Fifth meeting of the Oxford Democracy Cafe
9th March 2019
9th March 2019
Gender Democracy was the topic for discussion at the fifth meeting of the Oxford Democracy Café on Saturday 9 March.
Report of the meeting, and summary of small group discussions.
Continuing our concerns about our current democratic political systems, and to chime with International Women’s Week, our topic for this Café was Gender Democracy
In particular we considered
⦁ How do we get a democratic system which reflects the gender balance of society?
⦁ Would more participative forms of democracy help to achieve gender democracy?
⦁ What systems elsewhere deliver gender democracy?
We were a smaller group than usual, with only one male contributor. This puzzled us given that gender applies to both women and men, and that many of the advantages of a better gender balance in politics at all levels is of concern to men too.
The usual format of small groups, plenary and report back session was followed.
In the small groups many issues were raised, with data being available from a variety of sources; in particular a table showing the percentage of women MPs in countries around the world. In the UK with the first past the post system only 32% of Westminster MPs are women, which puts us 39th in the league table (see link below). In comparison many countries with proportional representation return more women to parliament.
The effects of under-representation of women in parliament on the public policy agenda and the articulation of women’s interests was discussed, as women legislators are more likely to raise distinctive concerns affecting women. When considering the use of PR one group considered extending the application of it to include ensuring that the proportions of those elected reflected the 51% / 49% gender balance in the country.
To summarise their discussions the two groups came up with quite similar analyses, identifying barriers/obstacles to gender democracy, and ways forward/enablers, with one group stressing the role of the law as significant as both a barrier and enabler.
- First past the post [FPTP]
- We’re the 6th generation – keep revisiting the same issues!

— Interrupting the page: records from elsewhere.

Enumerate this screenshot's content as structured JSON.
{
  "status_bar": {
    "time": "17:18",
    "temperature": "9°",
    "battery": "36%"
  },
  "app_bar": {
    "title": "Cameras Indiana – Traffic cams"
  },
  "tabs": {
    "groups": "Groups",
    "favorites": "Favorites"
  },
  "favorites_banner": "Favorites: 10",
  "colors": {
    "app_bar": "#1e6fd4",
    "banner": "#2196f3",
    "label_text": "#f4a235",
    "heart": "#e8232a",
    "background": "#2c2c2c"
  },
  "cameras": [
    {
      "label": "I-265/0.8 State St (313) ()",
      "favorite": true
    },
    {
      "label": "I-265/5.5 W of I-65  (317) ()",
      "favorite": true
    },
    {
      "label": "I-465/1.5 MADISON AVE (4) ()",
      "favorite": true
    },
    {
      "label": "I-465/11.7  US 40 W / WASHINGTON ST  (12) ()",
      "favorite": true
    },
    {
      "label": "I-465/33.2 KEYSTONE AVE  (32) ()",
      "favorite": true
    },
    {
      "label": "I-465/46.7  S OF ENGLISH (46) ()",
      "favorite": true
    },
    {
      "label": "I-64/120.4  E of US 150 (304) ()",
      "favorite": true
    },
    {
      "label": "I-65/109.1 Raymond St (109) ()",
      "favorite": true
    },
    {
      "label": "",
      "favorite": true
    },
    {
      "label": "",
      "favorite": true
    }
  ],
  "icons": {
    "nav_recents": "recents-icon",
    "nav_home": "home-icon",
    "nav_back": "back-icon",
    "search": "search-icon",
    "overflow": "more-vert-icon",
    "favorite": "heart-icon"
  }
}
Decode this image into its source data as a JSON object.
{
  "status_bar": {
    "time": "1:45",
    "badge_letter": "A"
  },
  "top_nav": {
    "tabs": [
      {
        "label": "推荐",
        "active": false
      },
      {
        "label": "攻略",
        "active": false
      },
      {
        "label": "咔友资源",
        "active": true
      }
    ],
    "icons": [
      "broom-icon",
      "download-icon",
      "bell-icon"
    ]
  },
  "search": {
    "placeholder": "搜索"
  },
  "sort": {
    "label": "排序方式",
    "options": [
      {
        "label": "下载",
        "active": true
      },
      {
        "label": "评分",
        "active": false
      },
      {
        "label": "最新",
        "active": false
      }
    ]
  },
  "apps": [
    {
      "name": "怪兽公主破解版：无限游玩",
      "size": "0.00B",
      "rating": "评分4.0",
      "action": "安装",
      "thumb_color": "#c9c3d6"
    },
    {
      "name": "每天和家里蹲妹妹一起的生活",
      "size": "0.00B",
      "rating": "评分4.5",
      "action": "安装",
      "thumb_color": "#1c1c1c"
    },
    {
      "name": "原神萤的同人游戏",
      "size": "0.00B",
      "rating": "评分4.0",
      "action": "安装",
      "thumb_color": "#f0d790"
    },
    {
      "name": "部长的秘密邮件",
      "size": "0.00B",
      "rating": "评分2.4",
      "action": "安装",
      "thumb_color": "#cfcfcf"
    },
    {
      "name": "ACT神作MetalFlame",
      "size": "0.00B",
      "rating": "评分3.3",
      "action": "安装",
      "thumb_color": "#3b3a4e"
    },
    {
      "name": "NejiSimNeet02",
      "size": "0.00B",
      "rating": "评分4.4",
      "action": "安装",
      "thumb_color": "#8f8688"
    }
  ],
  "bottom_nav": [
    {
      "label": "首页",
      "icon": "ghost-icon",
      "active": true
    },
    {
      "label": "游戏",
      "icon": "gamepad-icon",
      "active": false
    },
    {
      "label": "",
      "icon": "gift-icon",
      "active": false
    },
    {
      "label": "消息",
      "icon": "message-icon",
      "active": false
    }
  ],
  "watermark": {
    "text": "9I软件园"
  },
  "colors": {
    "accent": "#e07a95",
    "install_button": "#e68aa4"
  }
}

- Acceptance of the status quo
- Lack of localism
- Power, skewed
- Divide and rule – othering of difference
- Being ignored, silenced, squashed
- Negative media narratives
- Expectations of what politicians look like, feeds into self image
- Lack of quality childcare
- Length of working day
- Government imposed education policy stifles young people thinking independently
- Proportional Representation
- Role of the law to bring change
- Changing social attitudes
- Change the political culture
- Enabling environments – Democracy Café
- Good role models; Nordics, NZ
- Inclusive, cheap public transport
- Citizenship education
- Encourage trade union representation
- Address issues of climate change, of income equality
- Citizens’ Assemblies
- Women as breadwinners need: Family friendly policy and Childcare
- Encourage fathers to participate equally
- Work-life balance; shorter hours
- Job sharing for politicians at all levels